To begin to do Tunisian, you can practice with a regular crochet hook. Make a slip stitch and chain ten.
Insert your hook into the front or back loop of the first chain from the hook, and pull up a loop. Here is where the difference begins. In "normal" crochet, we complete a stitch and move to the next(or do a cluster,complete and move). In Tunisian, we work in rows, There is a forward pass, going right to left to the end of the row, and a return pass, completing each stitch.
The red yarn shows where the hook will go.
Continue across the chain, pulling up loops and leaving them on the hook until you are at the end of the chains and have TEN loops on your hook. It should look like this:
Now, you are ready to do a return pass. Every row is done the same way in return pass. First, draw up a loop through the last loop on your hook. After that, you will draw the loop through TWO loops on your hook.

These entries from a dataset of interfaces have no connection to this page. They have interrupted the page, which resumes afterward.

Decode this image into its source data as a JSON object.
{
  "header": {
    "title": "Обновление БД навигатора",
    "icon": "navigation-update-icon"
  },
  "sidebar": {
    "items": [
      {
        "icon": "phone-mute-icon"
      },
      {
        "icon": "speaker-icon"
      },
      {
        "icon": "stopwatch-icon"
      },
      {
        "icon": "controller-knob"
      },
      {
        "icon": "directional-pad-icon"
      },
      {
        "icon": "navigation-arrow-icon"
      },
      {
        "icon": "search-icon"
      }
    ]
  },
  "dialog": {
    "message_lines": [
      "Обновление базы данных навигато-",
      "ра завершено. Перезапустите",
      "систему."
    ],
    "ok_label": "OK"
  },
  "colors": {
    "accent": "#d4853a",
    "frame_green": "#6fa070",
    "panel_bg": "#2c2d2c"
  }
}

If you count, that first single loop is 1, and by the time you get to the last single loop on the hook(pulling two at a time) you should have counted to ten. It should be looking like this on the return pass: You keep doing two loops til there is just one loop left on the hook, and now you are ready to start the Tunisian simple stitch row. The first row(forward and return make one row) is a foundation row.
The row looks different from a normal crochet row, and you will see two vertical loops.(where the red yarn is). Put the hook from right to left in front of the work, through that loop. Bring up a loop and leave it on your hook. Continue across, one vertical loop at a time. Then do a return pass exactly as before: pull a loop through the last loop on your hook, then pull a loop through two loops on hook at a time, til there is only one loop left.
After a few rows, you will see the tight, woven look that makes Tunisian crochet so attractive. Do not be alarmed by the curling of the beginning edge - it is just a feature of Tunisian crochet. There are recommendations for eliminating it: using a larger hook at the beginning, using the back bump behind the chain...I have tried them all, and it still curls. I get used to it. It is the reason I laid hooks across the work so you could see it clearly. There are many Tunisian stitches, some give the look of knitting and others are nice for lacy scarves - I invite you to Google and find the wide variety. There are good tutorials but they are pretty slow. I will show a few other stitches I tried: the knit stitch, and after that, a lace stitch.
I have loved adding this technique to my repertoire - it is wonderful for blankets but can be good for switching colors, as a background for embroidery, etc. I will end with a photo of a monster size S wooden Tunisian hook that I used for a blanket. I don't have good photos of the whole blanket, as the colorway was hard to photograph. This photo gives a good idea of it, though. I used a chunky wool and it went very quickly. My arms got to be extremely strong from holding the weight!